buying rentals already inhabited - Posted by mike/nc

Posted by mike/nc on December 12, 2004 at 10:49:40:

Thanks Tony, Something smells a little fishy about this deal. Anyways right now it’s his problem and I want to get my ducks in a row before it’s my deal/problem… Thanks…

buying rentals already inhabited - Posted by mike/nc

Posted by mike/nc on December 11, 2004 at 23:21:52:

I’ve got a chance to buy a couple of older singles. ONe for 1k and the other for 2k. They each rent for 275 per with a lot rent of 130 per.(I think these numbers are correct as I just talked to the guy breifly tonight). What are my concerns as to dealing with the tennants already in the houses. Do I go to them and give them a copy of my lease agreement and tell them to sign it or leave? If they dont sign then how long would it take me to evict them with me not haveing a signed lease from them. How do you folks handle situations like this?

Re: buying rentals already inhabited - Posted by Tony Colella

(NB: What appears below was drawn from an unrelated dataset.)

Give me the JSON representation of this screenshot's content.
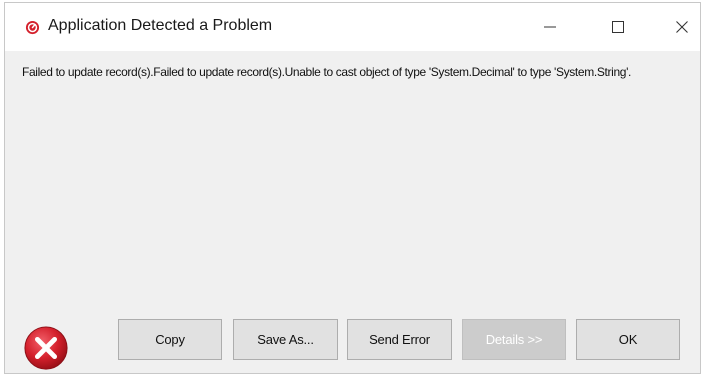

Posted by Tony Colella on December 12, 2004 at 09:44:09:

Mike, when buying property that already has a tenant in place, you are buying subject to the lease agreement that is in place. You will need to obtain a copy of the lease agreement in order to determine your (and your tenant’s) rights and responsibilities.

I also suggest that you obtain an Estoppel Letter (as we described in the book) to make certain that you know exactly how much each tenant has paid in rent and security deposit. You will also want to know if they owe any back lot rent.

When you buy, you will want the security deposits transferred to you by the seller. Many seller’s have not followed the law and held them in separate accounts so this is often an area where the seller claims never to have received a deposit or they claim to have already used it when a tenant was late on rent. This is when you use the Estoppel Letter as your proof.

Once you have a copy of the current lease, you can determine how to terminate it and begin anew with your own lease (if you so choose). State law and the length of the lease agreement (month to month vs. annual etc.) will be deciding factors in how you go about making this change.

Quite often we find that current tenants are not suitable for turn around properties. They may help you create some cash flow for awhile but as you begin to fix up the property, they often become a hinderance and must be removed from the property so that market rates, lower maintenance, less collection problems etc. can be implemented.

If the tenant does not have a written lease, then the lease defaults to a month to month lease and you would follow state law in regards to terminating a month to month lease.

If your property is already in good shape and the tenants are paying close to market and pay timely, then you may want to leave them in place and simply renew the lease at expiration and use your own lease agreement. The same may be true if you have no intention of fixing a place up and the tenant’s rent is sufficient return for now.